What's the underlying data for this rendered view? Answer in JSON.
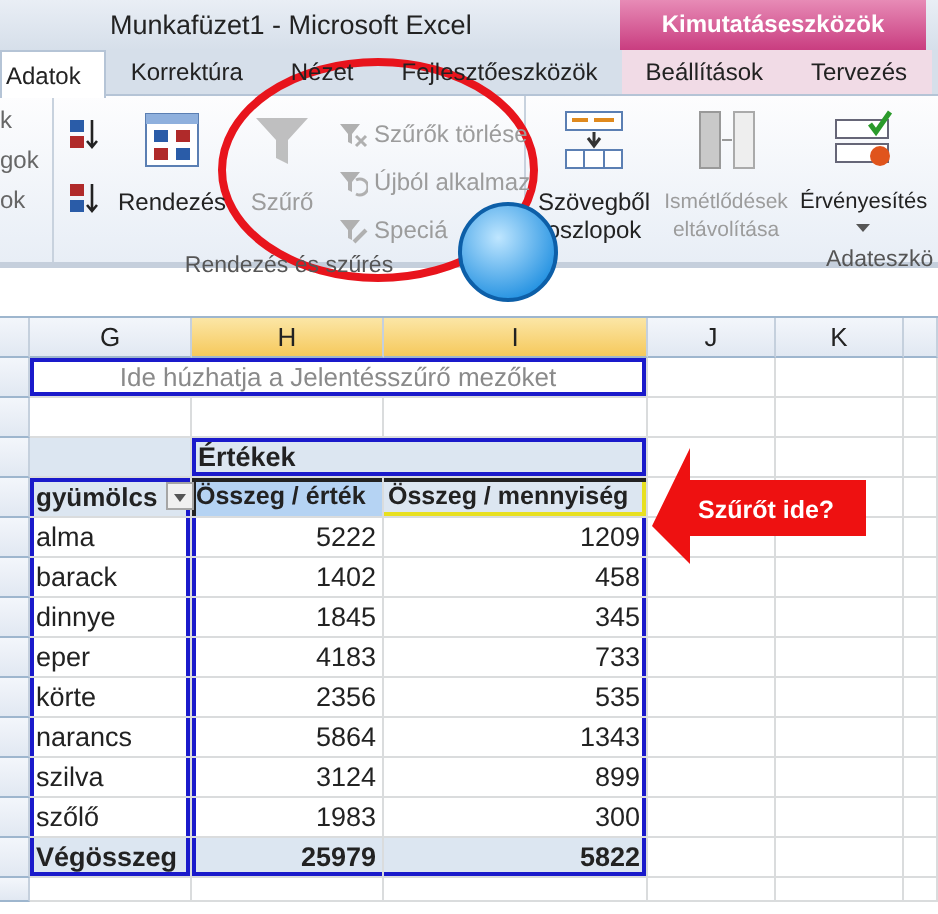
{
  "window": {
    "title": "Munkafüzet1  -  Microsoft Excel"
  },
  "contextual_tab_group": "Kimutatáseszközök",
  "tabs": [
    {
      "label": "Adatok",
      "selected": true,
      "contextual": false
    },
    {
      "label": "Korrektúra",
      "selected": false,
      "contextual": false
    },
    {
      "label": "Nézet",
      "selected": false,
      "contextual": false
    },
    {
      "label": "Fejlesztőeszközök",
      "selected": false,
      "contextual": false
    },
    {
      "label": "Beállítások",
      "selected": false,
      "contextual": true
    },
    {
      "label": "Tervezés",
      "selected": false,
      "contextual": true
    }
  ],
  "ribbon": {
    "cut_labels": [
      "k",
      "gok",
      "ok"
    ],
    "groups": [
      {
        "label": "Rendezés és szűrés",
        "items": [
          {
            "kind": "sortaz"
          },
          {
            "kind": "sortza"
          },
          {
            "kind": "sort",
            "label": "Rendezés",
            "disabled": false
          },
          {
            "kind": "filter",
            "label": "Szűrő",
            "disabled": true
          },
          {
            "kind": "clear",
            "label": "Szűrők törlése",
            "disabled": true
          },
          {
            "kind": "reapply",
            "label": "Újból alkalmaz",
            "disabled": true
          },
          {
            "kind": "advanced",
            "label": "Speciá",
            "disabled": true
          }
        ]
      },
      {
        "label": "Adateszkö",
        "items": [
          {
            "kind": "split",
            "label": "Szövegből oszlopok",
            "disabled": false
          },
          {
            "kind": "dedupe",
            "label": "Ismétlődések eltávolítása",
            "disabled": true
          },
          {
            "kind": "validate",
            "label": "Érvényesítés",
            "disabled": false
          }
        ]
      }
    ]
  },
  "columns": [
    {
      "label": "G",
      "selected": false
    },
    {
      "label": "H",
      "selected": true
    },
    {
      "label": "I",
      "selected": true
    },
    {
      "label": "J",
      "selected": false
    },
    {
      "label": "K",
      "selected": false
    }
  ],
  "pivot": {
    "filter_hint": "Ide húzhatja a Jelentésszűrő mezőket",
    "values_header": "Értékek",
    "row_field": "gyümölcs",
    "value_fields": [
      "Összeg / érték",
      "Összeg / mennyiség"
    ],
    "rows": [
      {
        "label": "alma",
        "values": [
          "5222",
          "1209"
        ]
      },
      {
        "label": "barack",
        "values": [
          "1402",
          "458"
        ]
      },
      {
        "label": "dinnye",
        "values": [
          "1845",
          "345"
        ]
      },
      {
        "label": "eper",
        "values": [
          "4183",
          "733"
        ]
      },
      {
        "label": "körte",
        "values": [
          "2356",
          "535"
        ]
      },
      {
        "label": "narancs",
        "values": [
          "5864",
          "1343"
        ]
      },
      {
        "label": "szilva",
        "values": [
          "3124",
          "899"
        ]
      },
      {
        "label": "szőlő",
        "values": [
          "1983",
          "300"
        ]
      }
    ],
    "total": {
      "label": "Végösszeg",
      "values": [
        "25979",
        "5822"
      ]
    }
  },
  "callout": "Szűrőt ide?"
}
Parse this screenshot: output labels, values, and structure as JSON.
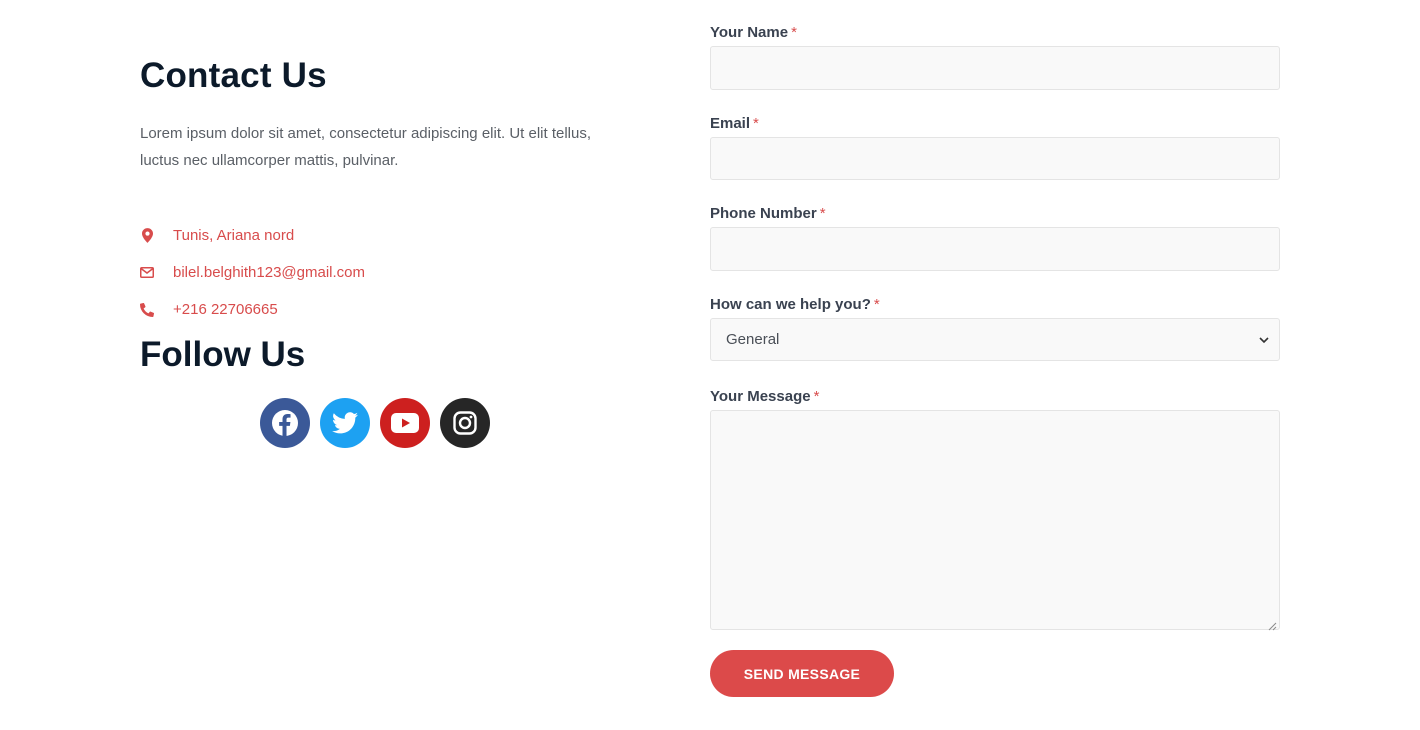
{
  "contact": {
    "title": "Contact Us",
    "description": "Lorem ipsum dolor sit amet, consectetur adipiscing elit. Ut elit tellus, luctus nec ullamcorper mattis, pulvinar.",
    "items": [
      {
        "icon": "map-marker-icon",
        "text": "Tunis, Ariana nord"
      },
      {
        "icon": "envelope-icon",
        "text": "bilel.belghith123@gmail.com"
      },
      {
        "icon": "phone-icon",
        "text": "+216 22706665"
      }
    ],
    "accent_color": "#d84c4c"
  },
  "follow": {
    "title": "Follow Us",
    "socials": [
      {
        "icon": "facebook-icon",
        "color": "#3b5998"
      },
      {
        "icon": "twitter-icon",
        "color": "#1da1f2"
      },
      {
        "icon": "youtube-icon",
        "color": "#cd201f"
      },
      {
        "icon": "instagram-icon",
        "color": "#262626"
      }
    ]
  },
  "form": {
    "required_mark": "*",
    "fields": {
      "name": {
        "label": "Your Name",
        "value": ""
      },
      "email": {
        "label": "Email",
        "value": ""
      },
      "phone": {
        "label": "Phone Number",
        "value": ""
      },
      "help": {
        "label": "How can we help you?",
        "selected": "General"
      },
      "message": {
        "label": "Your Message",
        "value": ""
      }
    },
    "submit_label": "SEND MESSAGE",
    "submit_color": "#dc4a4a"
  }
}
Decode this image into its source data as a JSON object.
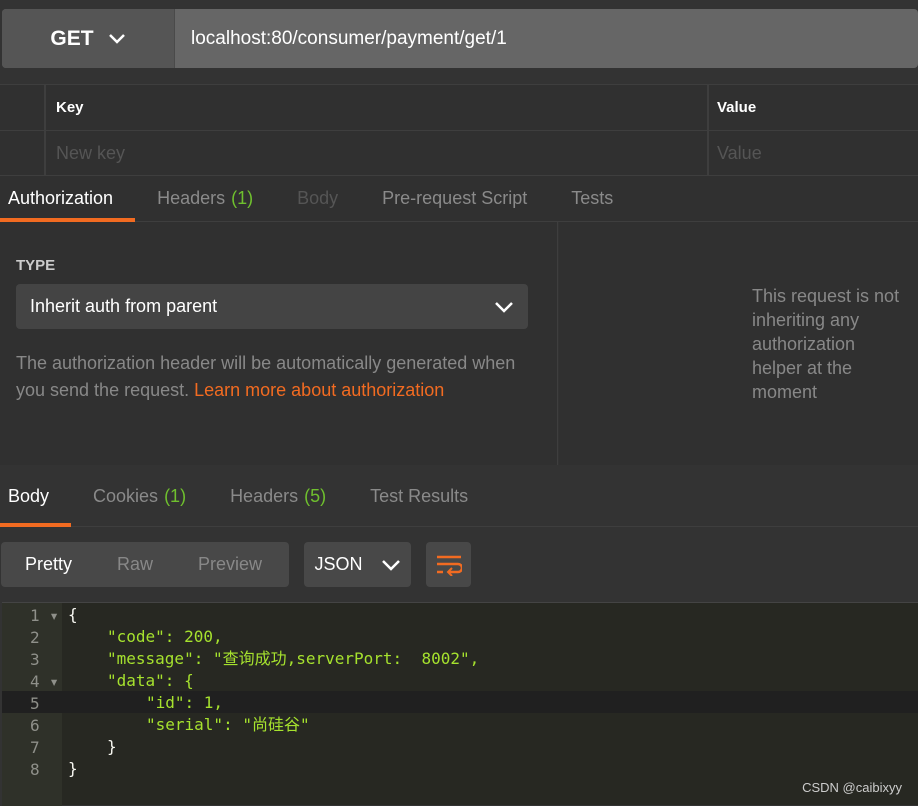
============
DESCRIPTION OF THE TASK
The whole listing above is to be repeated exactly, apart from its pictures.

RESPONSE FOR THIS EXERCISE
What's the underlying data for this rendered view? Answer in JSON.
{
  "window": {
    "title": "Munkafüzet1  -  Microsoft Excel"
  },
  "contextual_tab_group": "Kimutatáseszközök",
  "tabs": [
    {
      "label": "Adatok",
      "selected": true,
      "contextual": false
    },
    {
      "label": "Korrektúra",
      "selected": false,
      "contextual": false
    },
    {
      "label": "Nézet",
      "selected": false,
      "contextual": false
    },
    {
      "label": "Fejlesztőeszközök",
      "selected": false,
      "contextual": false
    },
    {
      "label": "Beállítások",
      "selected": false,
      "contextual": true
    },
    {
      "label": "Tervezés",
      "selected": false,
      "contextual": true
    }
  ],
  "ribbon": {
    "cut_labels": [
      "k",
      "gok",
      "ok"
    ],
    "groups": [
      {
        "label": "Rendezés és szűrés",
        "items": [
          {
            "kind": "sortaz"
          },
          {
            "kind": "sortza"
          },
          {
            "kind": "sort",
            "label": "Rendezés",
            "disabled": false
          },
          {
            "kind": "filter",
            "label": "Szűrő",
            "disabled": true
          },
          {
            "kind": "clear",
            "label": "Szűrők törlése",
            "disabled": true
          },
          {
            "kind": "reapply",
            "label": "Újból alkalmaz",
            "disabled": true
          },
          {
            "kind": "advanced",
            "label": "Speciá",
            "disabled": true
          }
        ]
      },
      {
        "label": "Adateszkö",
        "items": [
          {
            "kind": "split",
            "label": "Szövegből oszlopok",
            "disabled": false
          },
          {
            "kind": "dedupe",
            "label": "Ismétlődések eltávolítása",
            "disabled": true
          },
          {
            "kind": "validate",
            "label": "Érvényesítés",
            "disabled": false
          }
        ]
      }
    ]
  },
  "columns": [
    {
      "label": "G",
      "selected": false
    },
    {
      "label": "H",
      "selected": true
    },
    {
      "label": "I",
      "selected": true
    },
    {
      "label": "J",
      "selected": false
    },
    {
      "label": "K",
      "selected": false
    }
  ],
  "pivot": {
    "filter_hint": "Ide húzhatja a Jelentésszűrő mezőket",
    "values_header": "Értékek",
    "row_field": "gyümölcs",
    "value_fields": [
      "Összeg / érték",
      "Összeg / mennyiség"
    ],
    "rows": [
      {
        "label": "alma",
        "values": [
          "5222",
          "1209"
        ]
      },
      {
        "label": "barack",
        "values": [
          "1402",
          "458"
        ]
      },
      {
        "label": "dinnye",
        "values": [
          "1845",
          "345"
        ]
      },
      {
        "label": "eper",
        "values": [
          "4183",
          "733"
        ]
      },
      {
        "label": "körte",
        "values": [
          "2356",
          "535"
        ]
      },
      {
        "label": "narancs",
        "values": [
          "5864",
          "1343"
        ]
      },
      {
        "label": "szilva",
        "values": [
          "3124",
          "899"
        ]
      },
      {
        "label": "szőlő",
        "values": [
          "1983",
          "300"
        ]
      }
    ],
    "total": {
      "label": "Végösszeg",
      "values": [
        "25979",
        "5822"
      ]
    }
  },
  "callout": "Szűrőt ide?"
}
Parse this screenshot: output labels, values, and structure as JSON.
{
  "contact": {
    "title": "Contact Us",
    "description": "Lorem ipsum dolor sit amet, consectetur adipiscing elit. Ut elit tellus, luctus nec ullamcorper mattis, pulvinar.",
    "items": [
      {
        "icon": "map-marker-icon",
        "text": "Tunis, Ariana nord"
      },
      {
        "icon": "envelope-icon",
        "text": "bilel.belghith123@gmail.com"
      },
      {
        "icon": "phone-icon",
        "text": "+216 22706665"
      }
    ],
    "accent_color": "#d84c4c"
  },
  "follow": {
    "title": "Follow Us",
    "socials": [
      {
        "icon": "facebook-icon",
        "color": "#3b5998"
      },
      {
        "icon": "twitter-icon",
        "color": "#1da1f2"
      },
      {
        "icon": "youtube-icon",
        "color": "#cd201f"
      },
      {
        "icon": "instagram-icon",
        "color": "#262626"
      }
    ]
  },
  "form": {
    "required_mark": "*",
    "fields": {
      "name": {
        "label": "Your Name",
        "value": ""
      },
      "email": {
        "label": "Email",
        "value": ""
      },
      "phone": {
        "label": "Phone Number",
        "value": ""
      },
      "help": {
        "label": "How can we help you?",
        "selected": "General"
      },
      "message": {
        "label": "Your Message",
        "value": ""
      }
    },
    "submit_label": "SEND MESSAGE",
    "submit_color": "#dc4a4a"
  }
}
Decode this image into its source data as a JSON object.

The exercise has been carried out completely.